The game follows two families caught up in the spooky happenings of Silent Hill, a town in Maine with a dark history and a habit of periodically sucking its visitors and inhabitants into a nightmarish netherworld. Rather than playing as a traditional game, Ascension unfolds like a streaming series with a twist - viewers can make decisions to influence the story as it airs.

With a story set to unfold over a period of six months, the title was set to bring a new dimension to the series, but unfortunately it appears that following its Halloween launch, fans aren’t that enthusiastic…

MILEs to go before I sleep

Discontent began in earnest shortly prior to the game’s release with the announcement of the airing schedule. New episodes are released daily at 6pm Pacific Time/9pm Eastern and, while some decisions are open for longer, allowing international players to take part, other descisions which directly influence the events of the episode can only be voted on while the episode is streaming. As such, players outside of these time zones risk losing access to a core aspect of the experience due to inconvenient scheduling.

However, controversy really took hold with the revelation of several other factors at play. Among these is the fact that in order to vote, players need to spend Influence Points (IP), an in-game currency which can be purchased or earned through completing puzzles or challenges. Players can spend more IP to allow them greater influence when making choices, opening the door for a small number of high value players to exert more control over the story.

Additionally, the game offers a Season Pass, offering a variety of rewards ranging from cosmetics and stickers to IP and even the chance for the player’s avatar to appear in-game. The season pass costs $20, but £20 in the UK - the equivalent of $24.46 at the time of writing. Given that new episodes air at the inconvenient time of 1am in the UK, some players are frustrated at being charged more for a lesser experience.

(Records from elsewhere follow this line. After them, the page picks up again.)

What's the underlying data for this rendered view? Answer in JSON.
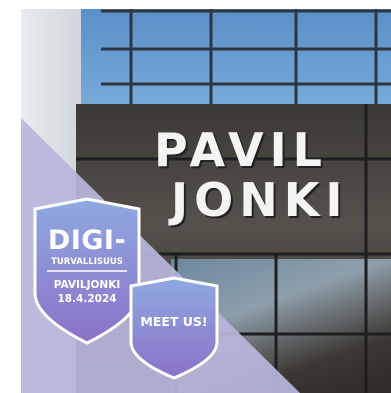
{
  "sign": {
    "line1": "PAVIL",
    "line2": "JONKI"
  },
  "badge_digi": {
    "title": "DIGI-",
    "subtitle": "TURVALLISUUS",
    "venue": "PAVILJONKI",
    "date": "18.4.2024"
  },
  "badge_meet": {
    "label": "MEET US!"
  },
  "colors": {
    "overlay": "#b8b6dc",
    "badge_top": "#8fa9e0",
    "badge_bottom": "#8a72c8"
  }
}
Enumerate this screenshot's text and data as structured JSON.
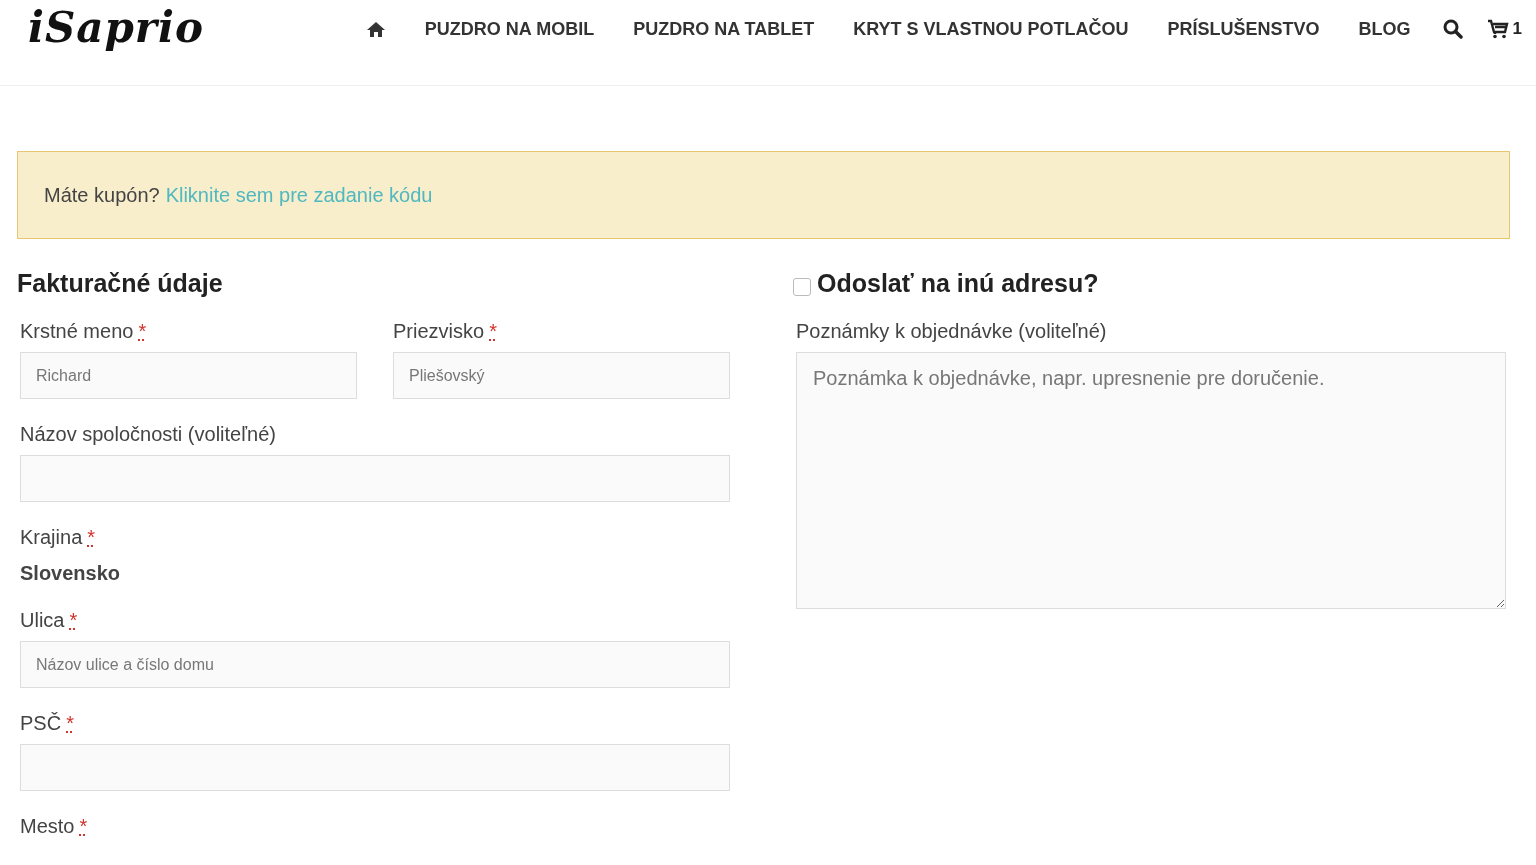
{
  "header": {
    "logo": "iSaprio",
    "nav": [
      "PUZDRO NA MOBIL",
      "PUZDRO NA TABLET",
      "KRYT S VLASTNOU POTLAČOU",
      "PRÍSLUŠENSTVO",
      "BLOG"
    ],
    "cart_count": "1"
  },
  "coupon": {
    "text": "Máte kupón?",
    "link": "Kliknite sem pre zadanie kódu"
  },
  "billing": {
    "title": "Fakturačné údaje",
    "rows": [
      {
        "fields": [
          {
            "kind": "text",
            "label": "Krstné meno",
            "required_mark": "*",
            "placeholder": "Richard"
          },
          {
            "kind": "text",
            "label": "Priezvisko",
            "required_mark": "*",
            "placeholder": "Pliešovský"
          }
        ]
      },
      {
        "fields": [
          {
            "kind": "text",
            "label": "Názov spoločnosti (voliteľné)"
          }
        ]
      },
      {
        "fields": [
          {
            "kind": "static",
            "label": "Krajina",
            "required_mark": "*",
            "value": "Slovensko"
          }
        ]
      },
      {
        "fields": [
          {
            "kind": "text",
            "label": "Ulica",
            "required_mark": "*",
            "placeholder": "Názov ulice a číslo domu"
          }
        ]
      },
      {
        "fields": [
          {
            "kind": "text",
            "label": "PSČ",
            "required_mark": "*"
          }
        ]
      },
      {
        "fields": [
          {
            "kind": "label",
            "label": "Mesto",
            "required_mark": "*"
          }
        ]
      }
    ]
  },
  "shipping": {
    "title": "Odoslať na inú adresu?",
    "checked": false,
    "notes": {
      "kind": "textarea",
      "label": "Poznámky k objednávke (voliteľné)",
      "placeholder": "Poznámka k objednávke, napr. upresnenie pre doručenie."
    }
  }
}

Making matters worse is the fact that, while Season Pass owners get access to all of the puzzles, those who don’t purchase the pass are limited to one a day - and with puzzles being one of the best ways to earn IP, this limits the earning potential of those who have chosen not to upgrade.

Power to the people?

While these issues alone have caused issue, the straw that has really broken this camel's back has proven to be the disruptive and anti-social, fun-busting of the games own audience. The collaborative experience touted by Genvid soon faced issues thanks to the unmoderated chat, which quickly resulted in spam, and eventually saw the chat function disabled entirely due to obscene comments. Adding to this, viewers can have their comments and stickers float over the video, rendering some scenes obscured and unwatchable for other players, making the whole experience spoiled and pointless.

The gameplay experience has also been criticised, with accusations of voting being available after decisions had already been made, or even bots being included in the voting due to low participation.

Is it fair to call Ascension a failure? Not quite. Genvid has been in the business of MILEs for some time, but the participation of companies such as Behaviour Interactive and Bad Robot Games, as well as being part of the long-awaited Silent Hill revival, has arguably made Ascension its biggest MILE yet, and brought the format to the attention of legions of new users.

As such, what may have worked previously, such as with the much better received The Walking Dead: Last Mile, doesn’t necessarily work anymore, and with Ascension only three days into a six month lifespan, there’s plenty of time for the company to course correct.

Notably, Genvid CEO Jacob Novak is aware of the criticism, posting on X (formerly Twitter) to state that some aspects of the experience are being addressed. As such, it’s possible that given time, players will get the experience Genvid intended - and that we’ll truly see the potential of MILE’s. Here’s hoping that Silent Hill: Ascension finds is feet as long-time fans continue to wait for more games in the long-awaited revival.